One of the hopes for regional shark fin bans and set aside shark sanctuaries is that commercial shark diving development will be allowed to re-purpose local fishermen from unsustainable fisheries into sustainable commercial shark diving.
The shark tourism numbers are eloquent, in places like the Maldives sharks are worth $6.00 to local fishermen, where a live shark at a tourism site might be worth $30,000 over the lifetime of the site, and that's just one shark.
In the Bahamas a $78 million dollar shark tourism industry safely introduces thousands of divers to the world of sharks each and every year.
So, reading the recent discussions on the senate floor about a proposed shark fin ban in Guam yesterday is a bit dis concerning as it would appear that at least two Senators are seeking a complete ban on shark chumming as well.
A complete ban on shark chumming would preclude the second act for regional shark conservation efforts allowing fishermen to capitalise on a growing international shark tourism marketplace.
During floor discussions, Sen. Respicio proposed an amendment that would also prohibit the practice of shark feeding, which has been used to lure the animals.
Cruz said he supported the amendment.
"The intent of this bill was to allow nature to be nature," said Cruz.
He said that bringing sharks closer to shore was "unnatural" and dangerous.
Sen. Chris Duenas also rose in support of the amendment.
"It is the experience of many fishermen as they go fishing is that there are a lot of sharks," said Duenas. "But there's no question that when you add fish parts to the water … you would artificial attract sharks to a location, fishermen have a hard enough time off there fending off sharks."
Sen. Judith Guthertz called the practice of attracting the animals through fish parts "very dangerous." She said the bill wanted to prevent dangerous commercial activities that would attract the animals to cages.
"It's inappropriate and unfair to the animals," she said.
Sen. Ben Pangelinan said the practice throws the ecosystem off balance.
"You can train a dog to wear a skirt and sit up and bark.

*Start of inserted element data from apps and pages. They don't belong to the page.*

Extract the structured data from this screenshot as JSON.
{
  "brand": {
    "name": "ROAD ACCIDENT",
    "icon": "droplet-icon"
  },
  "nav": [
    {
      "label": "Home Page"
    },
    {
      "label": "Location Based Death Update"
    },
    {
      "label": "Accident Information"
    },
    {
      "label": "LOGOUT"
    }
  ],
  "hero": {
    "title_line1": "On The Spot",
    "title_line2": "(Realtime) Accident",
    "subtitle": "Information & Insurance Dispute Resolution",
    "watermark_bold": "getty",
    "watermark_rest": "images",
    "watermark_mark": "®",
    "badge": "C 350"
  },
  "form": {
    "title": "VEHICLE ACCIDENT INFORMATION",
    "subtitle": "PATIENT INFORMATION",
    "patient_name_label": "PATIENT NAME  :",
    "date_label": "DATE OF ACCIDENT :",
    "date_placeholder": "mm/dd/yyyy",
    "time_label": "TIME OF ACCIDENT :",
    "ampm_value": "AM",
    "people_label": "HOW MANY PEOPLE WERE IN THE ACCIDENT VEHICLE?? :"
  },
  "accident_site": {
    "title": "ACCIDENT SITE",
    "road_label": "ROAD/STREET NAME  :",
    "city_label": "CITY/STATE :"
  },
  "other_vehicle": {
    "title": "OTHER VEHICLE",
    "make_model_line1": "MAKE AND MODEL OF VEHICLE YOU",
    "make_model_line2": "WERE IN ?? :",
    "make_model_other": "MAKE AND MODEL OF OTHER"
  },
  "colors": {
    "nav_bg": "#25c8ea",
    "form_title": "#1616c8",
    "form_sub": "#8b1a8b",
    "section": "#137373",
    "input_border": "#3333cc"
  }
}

Or pants for that matter," said Pangelinan.
He said that the practice has meant that sharks have been conditioned to follow the sounds of boats -- because the animals know that the sound may mean food.